Sunrise residents plan protest picket

| 29 Sep 2011 | 08:46

    DINGMAN - Residents are going to be picketing the management office at Sunrise Lake this week and every weekend until some operating changes are made, according to one resident. Three-year Sunrise resident Diana Margiore says development management’s announcement that the community pool would not open this year has been the straw that broke the camel’s back. Margiore said she called co-owner Bill Ramagosa after hearing of the decision and asked to discuss the decision. “He told me ‘that’s my business. The pool is not opening,’” she recalled. Ramagosa was unavailable for comment at press time.
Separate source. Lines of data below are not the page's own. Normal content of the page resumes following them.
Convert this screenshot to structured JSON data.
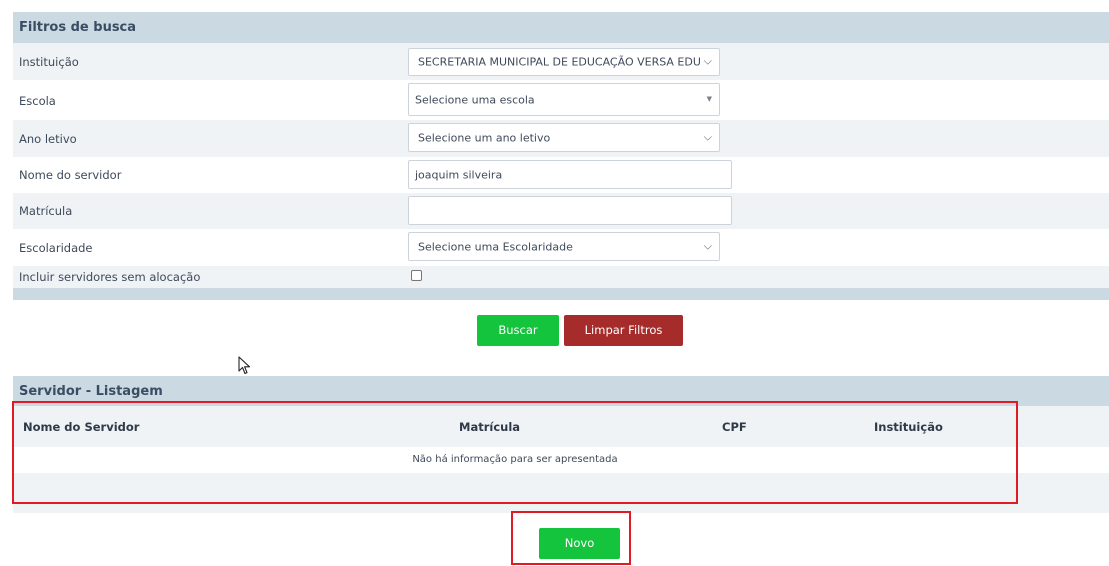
{
  "filters": {
    "title": "Filtros de busca",
    "fields": {
      "instituicao": {
        "label": "Instituição",
        "value": "SECRETARIA MUNICIPAL DE EDUCAÇÃO VERSA EDUCA"
      },
      "escola": {
        "label": "Escola",
        "placeholder": "Selecione uma escola"
      },
      "ano_letivo": {
        "label": "Ano letivo",
        "placeholder": "Selecione um ano letivo"
      },
      "nome_servidor": {
        "label": "Nome do servidor",
        "value": "joaquim silveira"
      },
      "matricula": {
        "label": "Matrícula",
        "value": ""
      },
      "escolaridade": {
        "label": "Escolaridade",
        "placeholder": "Selecione uma Escolaridade"
      },
      "sem_alocacao": {
        "label": "Incluir servidores sem alocação",
        "checked": false
      }
    },
    "buttons": {
      "search": "Buscar",
      "clear": "Limpar Filtros"
    }
  },
  "listing": {
    "title": "Servidor - Listagem",
    "columns": [
      "Nome do Servidor",
      "Matrícula",
      "CPF",
      "Instituição"
    ],
    "empty_message": "Não há informação para ser apresentada",
    "new_button": "Novo"
  },
  "colors": {
    "header_bg": "#cbd9e3",
    "primary_green": "#14c43c",
    "danger_red": "#a52c2a",
    "highlight": "#e01b24"
  }
}
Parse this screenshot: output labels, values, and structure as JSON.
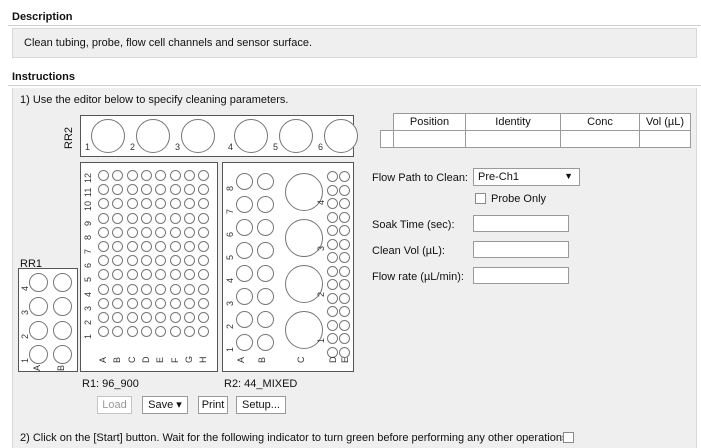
{
  "description": {
    "heading": "Description",
    "text": "Clean tubing, probe, flow cell channels and sensor surface."
  },
  "instructions": {
    "heading": "Instructions",
    "step1": "1) Use the editor below to specify cleaning parameters.",
    "step2": "2) Click on the [Start] button.  Wait for the following indicator to turn green before performing any other operations."
  },
  "racks": {
    "rr2": {
      "label": "RR2",
      "positions": [
        "1",
        "2",
        "3",
        "4",
        "5",
        "6"
      ]
    },
    "rr1": {
      "label": "RR1",
      "rows": [
        "4",
        "3",
        "2",
        "1"
      ],
      "cols": [
        "A",
        "B"
      ]
    },
    "r1": {
      "label": "R1:  96_900",
      "rows": [
        "12",
        "11",
        "10",
        "9",
        "8",
        "7",
        "6",
        "5",
        "4",
        "3",
        "2",
        "1"
      ],
      "cols": [
        "A",
        "B",
        "C",
        "D",
        "E",
        "F",
        "G",
        "H"
      ]
    },
    "r2": {
      "label": "R2:  44_MIXED",
      "left_rows": [
        "8",
        "7",
        "6",
        "5",
        "4",
        "3",
        "2",
        "1"
      ],
      "cols": [
        "A",
        "B",
        "C",
        "D",
        "E"
      ]
    }
  },
  "rack_buttons": {
    "load": "Load",
    "save": "Save",
    "print": "Print",
    "setup": "Setup...",
    "save_arrow": "▾"
  },
  "table": {
    "headers": [
      "Position",
      "Identity",
      "Conc",
      "Vol (µL)"
    ],
    "rows": [
      [
        "",
        "",
        "",
        ""
      ]
    ]
  },
  "form": {
    "flow_path_label": "Flow Path to Clean:",
    "flow_path_value": "Pre-Ch1",
    "probe_only_label": "Probe Only",
    "probe_only_checked": false,
    "soak_time_label": "Soak Time (sec):",
    "soak_time_value": "",
    "clean_vol_label": "Clean Vol (µL):",
    "clean_vol_value": "",
    "flow_rate_label": "Flow rate (µL/min):",
    "flow_rate_value": ""
  },
  "indicator_checked": false
}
She was told that the man-made lake, which has algae growth requiring ongoing treatment measures by Department of Environmental Protection staff, has problems and needs repairs related to the dam. But Margiore said Ramagosa had pledged that the pool would be open in a letter soliciting annual dues from residents. She said about half of the residents paid before word leaked out that the pool would not open. Margiore said the pool is an amenity guaranteed in her deed. “He’s just breaking the deed,” she charged. Margiore said Ramagosa would be forced to change his marketing brochures. “He can’t advertise a pool and tennis. The pool is closed and there is no tennis. It would be fraud.... He’s taken away every amenity,” she charged. “This is all in addition to the fact that we have no police protection. The state police won’t come here.” She recounted a recent accident where several youths rolled a car over near her home. There were no injuries, but Margiore said state police declined to respond after two separate requests. A spokesman for the state police at Blooming Grove said troopers do respond to criminal law violations in Sunrise and other private communities, but because the roads are private property, not state or township highways, state traffic laws cannot be enforced. Margiore said Sunrise’s combination of safety and quality of life issues has made it difficult to sell and recover an investment, “unless we wait deceive buyers in the dead of winter.” Margiore says the protesters have notified local realtors and that potential new buyers will get a better idea when they see the pickets and their signs. “It’s not okay to change the rules in the middle of the game,” she said.